When I mentioned torquing the presumptions of the characters themselves in the story, I meant that you can get some story shift or spice from how your characters will make assumptions about other characters’ behaviors and intentions in a story. How your own characters react when their presumptions are shattered can put some cinnamon on the cake, like when Miss Bennet in Austen’s Pride and Prejudice finds out that Mr. Darcy isn’t the lout she presumed. But as in working with your readers, busting the assumptions about a character also shouldn’t be a manipulative novelty, but a tactic that beats with the story’s pulse, perhaps even at a turning point.

Don’t Doubt the Curve of the Banana Messenger
This is a somewhat soft example, but I recently collaborated on a short story in which a central character had been a well-paid executive who’d fallen from grace and become a “banana messenger.” A banana messenger was a humble vocation in the thirties, a fellow that accompanied shipments of bananas by train to ensure their safety. There was some comic touch in that, but the borked assumption would be that the character would be bitter and perhaps defensive, but instead, as his character developed, it was clear that his banana messengering made him as happy as anything in the world.

Many writers have expressed surprise when a character makes decisions or takes action in a tale that the writer hadn’t quite foreseen—if it works for the story, it’s gratifying when your characters dumbfound you. It’s never enlightening when we only work with the surface, superficial, or expected elements and themes. I remember reading long ago that Rosey Grier, the intimidating former defensive lineman for the then LA Rams, wrote a book called Rosey Grier’s Needlepoint for Men. Playing against type: you go, Rosey!

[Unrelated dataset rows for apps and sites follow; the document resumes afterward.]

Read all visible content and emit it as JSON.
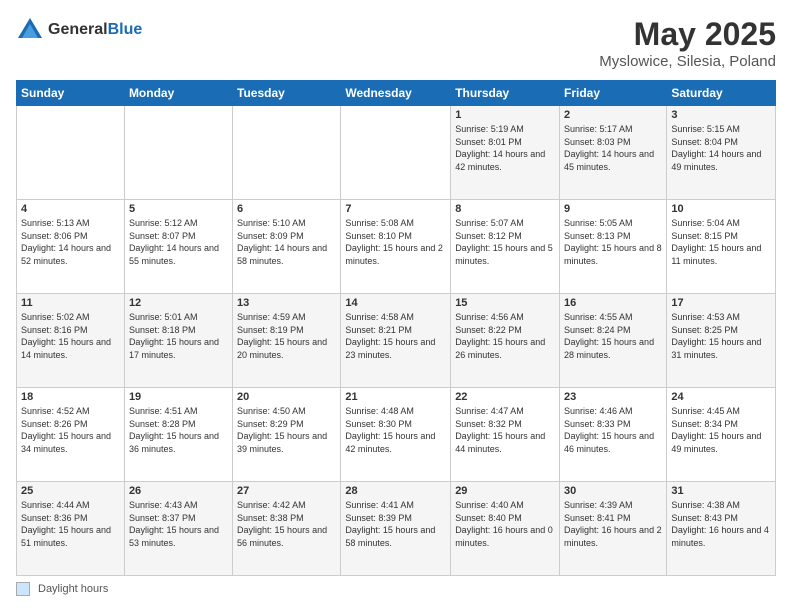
{
  "header": {
    "logo_general": "General",
    "logo_blue": "Blue",
    "title": "May 2025",
    "subtitle": "Myslowice, Silesia, Poland"
  },
  "legend": {
    "color_label": "Daylight hours"
  },
  "weekdays": [
    "Sunday",
    "Monday",
    "Tuesday",
    "Wednesday",
    "Thursday",
    "Friday",
    "Saturday"
  ],
  "weeks": [
    [
      {
        "day": "",
        "info": ""
      },
      {
        "day": "",
        "info": ""
      },
      {
        "day": "",
        "info": ""
      },
      {
        "day": "",
        "info": ""
      },
      {
        "day": "1",
        "info": "Sunrise: 5:19 AM\nSunset: 8:01 PM\nDaylight: 14 hours and 42 minutes."
      },
      {
        "day": "2",
        "info": "Sunrise: 5:17 AM\nSunset: 8:03 PM\nDaylight: 14 hours and 45 minutes."
      },
      {
        "day": "3",
        "info": "Sunrise: 5:15 AM\nSunset: 8:04 PM\nDaylight: 14 hours and 49 minutes."
      }
    ],
    [
      {
        "day": "4",
        "info": "Sunrise: 5:13 AM\nSunset: 8:06 PM\nDaylight: 14 hours and 52 minutes."
      },
      {
        "day": "5",
        "info": "Sunrise: 5:12 AM\nSunset: 8:07 PM\nDaylight: 14 hours and 55 minutes."
      },
      {
        "day": "6",
        "info": "Sunrise: 5:10 AM\nSunset: 8:09 PM\nDaylight: 14 hours and 58 minutes."
      },
      {
        "day": "7",
        "info": "Sunrise: 5:08 AM\nSunset: 8:10 PM\nDaylight: 15 hours and 2 minutes."
      },
      {
        "day": "8",
        "info": "Sunrise: 5:07 AM\nSunset: 8:12 PM\nDaylight: 15 hours and 5 minutes."
      },
      {
        "day": "9",
        "info": "Sunrise: 5:05 AM\nSunset: 8:13 PM\nDaylight: 15 hours and 8 minutes."
      },
      {
        "day": "10",
        "info": "Sunrise: 5:04 AM\nSunset: 8:15 PM\nDaylight: 15 hours and 11 minutes."
      }
    ],
    [
      {
        "day": "11",
        "info": "Sunrise: 5:02 AM\nSunset: 8:16 PM\nDaylight: 15 hours and 14 minutes."
      },
      {
        "day": "12",
        "info": "Sunrise: 5:01 AM\nSunset: 8:18 PM\nDaylight: 15 hours and 17 minutes."
      },
      {
        "day": "13",
        "info": "Sunrise: 4:59 AM\nSunset: 8:19 PM\nDaylight: 15 hours and 20 minutes."
      },
      {
        "day": "14",
        "info": "Sunrise: 4:58 AM\nSunset: 8:21 PM\nDaylight: 15 hours and 23 minutes."
      },
      {
        "day": "15",
        "info": "Sunrise: 4:56 AM\nSunset: 8:22 PM\nDaylight: 15 hours and 26 minutes."
      },
      {
        "day": "16",
        "info": "Sunrise: 4:55 AM\nSunset: 8:24 PM\nDaylight: 15 hours and 28 minutes."
      },
      {
        "day": "17",
        "info": "Sunrise: 4:53 AM\nSunset: 8:25 PM\nDaylight: 15 hours and 31 minutes."
      }
    ],
    [
      {
        "day": "18",
        "info": "Sunrise: 4:52 AM\nSunset: 8:26 PM\nDaylight: 15 hours and 34 minutes."
      },
      {
        "day": "19",
        "info": "Sunrise: 4:51 AM\nSunset: 8:28 PM\nDaylight: 15 hours and 36 minutes."
      },
      {
        "day": "20",
        "info": "Sunrise: 4:50 AM\nSunset: 8:29 PM\nDaylight: 15 hours and 39 minutes."
      },
      {
        "day": "21",
        "info": "Sunrise: 4:48 AM\nSunset: 8:30 PM\nDaylight: 15 hours and 42 minutes."
      },
      {
        "day": "22",
        "info": "Sunrise: 4:47 AM\nSunset: 8:32 PM\nDaylight: 15 hours and 44 minutes."
      },
      {
        "day": "23",
        "info": "Sunrise: 4:46 AM\nSunset: 8:33 PM\nDaylight: 15 hours and 46 minutes."
      },
      {
        "day": "24",
        "info": "Sunrise: 4:45 AM\nSunset: 8:34 PM\nDaylight: 15 hours and 49 minutes."
      }
    ],
    [
      {
        "day": "25",
        "info": "Sunrise: 4:44 AM\nSunset: 8:36 PM\nDaylight: 15 hours and 51 minutes."
      },
      {
        "day": "26",
        "info": "Sunrise: 4:43 AM\nSunset: 8:37 PM\nDaylight: 15 hours and 53 minutes."
      },
      {
        "day": "27",
        "info": "Sunrise: 4:42 AM\nSunset: 8:38 PM\nDaylight: 15 hours and 56 minutes."
      },
      {
        "day": "28",
        "info": "Sunrise: 4:41 AM\nSunset: 8:39 PM\nDaylight: 15 hours and 58 minutes."
      },
      {
        "day": "29",
        "info": "Sunrise: 4:40 AM\nSunset: 8:40 PM\nDaylight: 16 hours and 0 minutes."
      },
      {
        "day": "30",
        "info": "Sunrise: 4:39 AM\nSunset: 8:41 PM\nDaylight: 16 hours and 2 minutes."
      },
      {
        "day": "31",
        "info": "Sunrise: 4:38 AM\nSunset: 8:43 PM\nDaylight: 16 hours and 4 minutes."
      }
    ]
  ]
}
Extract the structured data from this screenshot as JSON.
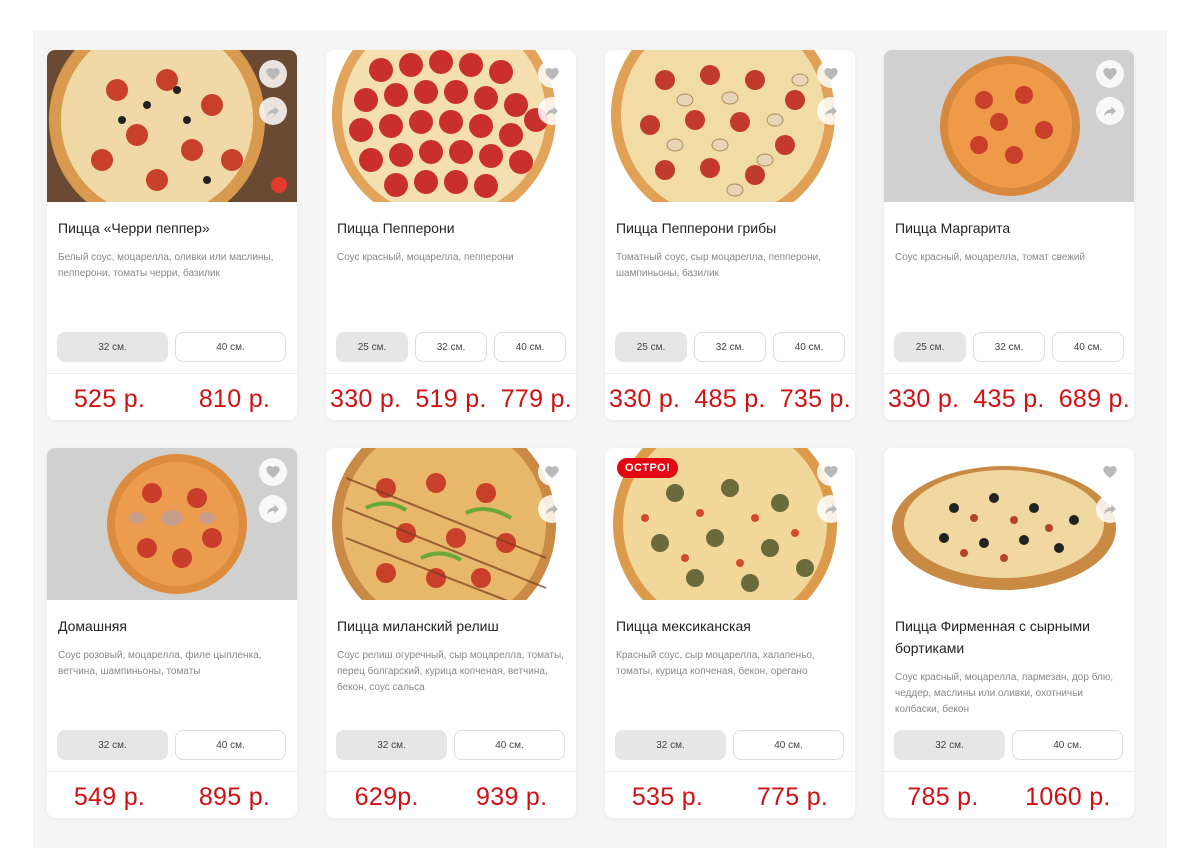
{
  "colors": {
    "price": "#d01012",
    "badge": "#e30613",
    "panel_bg": "#f5f5f5"
  },
  "cards": [
    {
      "name": "Пицца «Черри пеппер»",
      "description": "Белый соус, моцарелла, оливки или маслины, пепперони, томаты черри, базилик",
      "sizes": [
        "32 см.",
        "40 см."
      ],
      "active_size": 0,
      "prices": [
        "525 р.",
        "810 р."
      ],
      "icons": [
        "heart-icon",
        "share-icon"
      ]
    },
    {
      "name": "Пицца Пепперони",
      "description": "Соус красный, моцарелла, пепперони",
      "sizes": [
        "25 см.",
        "32 см.",
        "40 см."
      ],
      "active_size": 0,
      "prices": [
        "330 р.",
        "519 р.",
        "779 р."
      ],
      "icons": [
        "heart-icon",
        "share-icon"
      ]
    },
    {
      "name": "Пицца Пепперони грибы",
      "description": "Томатный соус, сыр моцарелла, пепперони, шампиньоны, базилик",
      "sizes": [
        "25 см.",
        "32 см.",
        "40 см."
      ],
      "active_size": 0,
      "prices": [
        "330 р.",
        "485 р.",
        "735 р."
      ],
      "icons": [
        "heart-icon",
        "share-icon"
      ]
    },
    {
      "name": "Пицца Маргарита",
      "description": "Соус красный, моцарелла, томат свежий",
      "sizes": [
        "25 см.",
        "32 см.",
        "40 см."
      ],
      "active_size": 0,
      "prices": [
        "330 р.",
        "435 р.",
        "689 р."
      ],
      "icons": [
        "heart-icon",
        "share-icon"
      ]
    },
    {
      "name": "Домашняя",
      "description": "Соус розовый, моцарелла, филе цыпленка, ветчина, шампиньоны, томаты",
      "sizes": [
        "32 см.",
        "40 см."
      ],
      "active_size": 0,
      "prices": [
        "549 р.",
        "895 р."
      ],
      "icons": [
        "heart-icon",
        "share-icon"
      ]
    },
    {
      "name": "Пицца миланский релиш",
      "description": "Соус релиш огуречный, сыр моцарелла, томаты, перец болгарский, курица копченая, ветчина, бекон, соус сальса",
      "sizes": [
        "32 см.",
        "40 см."
      ],
      "active_size": 0,
      "prices": [
        "629р.",
        "939 р."
      ],
      "icons": [
        "heart-icon",
        "share-icon"
      ]
    },
    {
      "name": "Пицца мексиканская",
      "description": "Красный соус, сыр моцарелла, халапеньо, томаты, курица копченая, бекон, орегано",
      "sizes": [
        "32 см.",
        "40 см."
      ],
      "active_size": 0,
      "prices": [
        "535 р.",
        "775 р."
      ],
      "badge": "ОСТРО!",
      "icons": [
        "heart-icon",
        "share-icon"
      ]
    },
    {
      "name": "Пицца Фирменная с сырными бортиками",
      "description": "Соус красный, моцарелла, пармезан, дор блю, чеддер, маслины или оливки, охотничьи колбаски, бекон",
      "sizes": [
        "32 см.",
        "40 см."
      ],
      "active_size": 0,
      "prices": [
        "785 р.",
        "1060 р."
      ],
      "icons": [
        "heart-icon",
        "share-icon"
      ]
    }
  ]
}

I think I’ll be working on my presumptions and prejudices about people all of my life, but when you can do it purposefully and perceptively on a page, it might end up being called art.

So, chivalrous WUers, am I presumptuous in thinking that presumption may have clamped its incisors on your bottom in the past? Can you see ways to use presumption to advantage in your work?


About Tom Bentley

Tom Bentley is still trying to figure out what flavor of writer he is, but so far he’s a short story writer, novelist, essayist, travel writer, journalist, and business copywriter. He edits all that stuff too. His new book, Think Like a Writer: How to Write the Stories You See is available as an ebook on Amazon. His singing has been known to frighten the horses.